▸ **Task brief**
From the first line to the last, return the data exactly as written.

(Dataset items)
——————

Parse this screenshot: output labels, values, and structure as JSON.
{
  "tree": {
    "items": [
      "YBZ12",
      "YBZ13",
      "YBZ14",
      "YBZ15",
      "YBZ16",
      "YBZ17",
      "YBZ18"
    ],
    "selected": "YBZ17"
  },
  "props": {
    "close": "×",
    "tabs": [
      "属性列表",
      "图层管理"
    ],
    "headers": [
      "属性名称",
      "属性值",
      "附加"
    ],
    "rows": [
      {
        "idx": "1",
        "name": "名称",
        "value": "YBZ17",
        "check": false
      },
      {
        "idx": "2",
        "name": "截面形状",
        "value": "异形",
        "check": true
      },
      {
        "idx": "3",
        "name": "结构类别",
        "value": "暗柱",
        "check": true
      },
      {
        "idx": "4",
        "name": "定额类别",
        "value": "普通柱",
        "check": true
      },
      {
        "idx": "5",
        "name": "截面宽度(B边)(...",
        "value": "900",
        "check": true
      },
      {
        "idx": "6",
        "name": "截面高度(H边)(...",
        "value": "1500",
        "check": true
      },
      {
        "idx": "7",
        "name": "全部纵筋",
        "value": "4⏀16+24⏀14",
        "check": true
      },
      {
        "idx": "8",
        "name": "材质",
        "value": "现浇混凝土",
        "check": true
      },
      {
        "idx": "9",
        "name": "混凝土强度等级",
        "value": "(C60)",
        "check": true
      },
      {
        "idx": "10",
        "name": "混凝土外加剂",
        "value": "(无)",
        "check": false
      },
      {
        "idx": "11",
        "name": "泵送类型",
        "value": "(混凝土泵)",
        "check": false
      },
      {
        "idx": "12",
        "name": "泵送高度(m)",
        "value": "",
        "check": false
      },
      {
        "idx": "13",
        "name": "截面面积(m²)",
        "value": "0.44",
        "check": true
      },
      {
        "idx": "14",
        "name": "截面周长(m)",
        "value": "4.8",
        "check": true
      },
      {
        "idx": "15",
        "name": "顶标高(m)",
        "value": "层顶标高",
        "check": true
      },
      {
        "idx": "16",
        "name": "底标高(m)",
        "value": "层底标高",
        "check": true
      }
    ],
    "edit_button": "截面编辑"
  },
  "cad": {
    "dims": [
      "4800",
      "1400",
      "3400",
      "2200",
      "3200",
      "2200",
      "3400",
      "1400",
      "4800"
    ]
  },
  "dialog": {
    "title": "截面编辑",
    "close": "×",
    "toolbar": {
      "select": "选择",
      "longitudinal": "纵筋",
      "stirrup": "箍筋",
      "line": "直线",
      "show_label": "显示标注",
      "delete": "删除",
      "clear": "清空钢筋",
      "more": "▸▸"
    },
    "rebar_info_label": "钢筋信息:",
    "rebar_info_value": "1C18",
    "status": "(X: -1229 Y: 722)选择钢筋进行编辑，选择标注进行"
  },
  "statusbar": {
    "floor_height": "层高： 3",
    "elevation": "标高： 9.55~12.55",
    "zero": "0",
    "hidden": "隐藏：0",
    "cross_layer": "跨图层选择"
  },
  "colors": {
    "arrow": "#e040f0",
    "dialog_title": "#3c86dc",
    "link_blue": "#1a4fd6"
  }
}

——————

▸ **Task answer**
Parse this screenshot: output labels, values, and structure as JSON.
{
  "tree": {
    "items": [
      "YBZ12",
      "YBZ13",
      "YBZ14",
      "YBZ15",
      "YBZ16",
      "YBZ17",
      "YBZ18"
    ],
    "selected": "YBZ17"
  },
  "props": {
    "close": "×",
    "tabs": [
      "属性列表",
      "图层管理"
    ],
    "headers": [
      "属性名称",
      "属性值",
      "附加"
    ],
    "rows": [
      {
        "idx": "1",
        "name": "名称",
        "value": "YBZ17",
        "check": false
      },
      {
        "idx": "2",
        "name": "截面形状",
        "value": "异形",
        "check": true
      },
      {
        "idx": "3",
        "name": "结构类别",
        "value": "暗柱",
        "check": true
      },
      {
        "idx": "4",
        "name": "定额类别",
        "value": "普通柱",
        "check": true
      },
      {
        "idx": "5",
        "name": "截面宽度(B边)(...",
        "value": "900",
        "check": true
      },
      {
        "idx": "6",
        "name": "截面高度(H边)(...",
        "value": "1500",
        "check": true
      },
      {
        "idx": "7",
        "name": "全部纵筋",
        "value": "4⏀16+24⏀14",
        "check": true
      },
      {
        "idx": "8",
        "name": "材质",
        "value": "现浇混凝土",
        "check": true
      },
      {
        "idx": "9",
        "name": "混凝土强度等级",
        "value": "(C60)",
        "check": true
      },
      {
        "idx": "10",
        "name": "混凝土外加剂",
        "value": "(无)",
        "check": false
      },
      {
        "idx": "11",
        "name": "泵送类型",
        "value": "(混凝土泵)",
        "check": false
      },
      {
        "idx": "12",
        "name": "泵送高度(m)",
        "value": "",
        "check": false
      },
      {
        "idx": "13",
        "name": "截面面积(m²)",
        "value": "0.44",
        "check": true
      },
      {
        "idx": "14",
        "name": "截面周长(m)",
        "value": "4.8",
        "check": true
      },
      {
        "idx": "15",
        "name": "顶标高(m)",
        "value": "层顶标高",
        "check": true
      },
      {
        "idx": "16",
        "name": "底标高(m)",
        "value": "层底标高",
        "check": true
      }
    ],
    "edit_button": "截面编辑"
  },
  "cad": {
    "dims": [
      "4800",
      "1400",
      "3400",
      "2200",
      "3200",
      "2200",
      "3400",
      "1400",
      "4800"
    ]
  },
  "dialog": {
    "title": "截面编辑",
    "close": "×",
    "toolbar": {
      "select": "选择",
      "longitudinal": "纵筋",
      "stirrup": "箍筋",
      "line": "直线",
      "show_label": "显示标注",
      "delete": "删除",
      "clear": "清空钢筋",
      "more": "▸▸"
    },
    "rebar_info_label": "钢筋信息:",
    "rebar_info_value": "1C18",
    "status": "(X: -1229 Y: 722)选择钢筋进行编辑，选择标注进行"
  },
  "statusbar": {
    "floor_height": "层高： 3",
    "elevation": "标高： 9.55~12.55",
    "zero": "0",
    "hidden": "隐藏：0",
    "cross_layer": "跨图层选择"
  },
  "colors": {
    "arrow": "#e040f0",
    "dialog_title": "#3c86dc",
    "link_blue": "#1a4fd6"
  }
}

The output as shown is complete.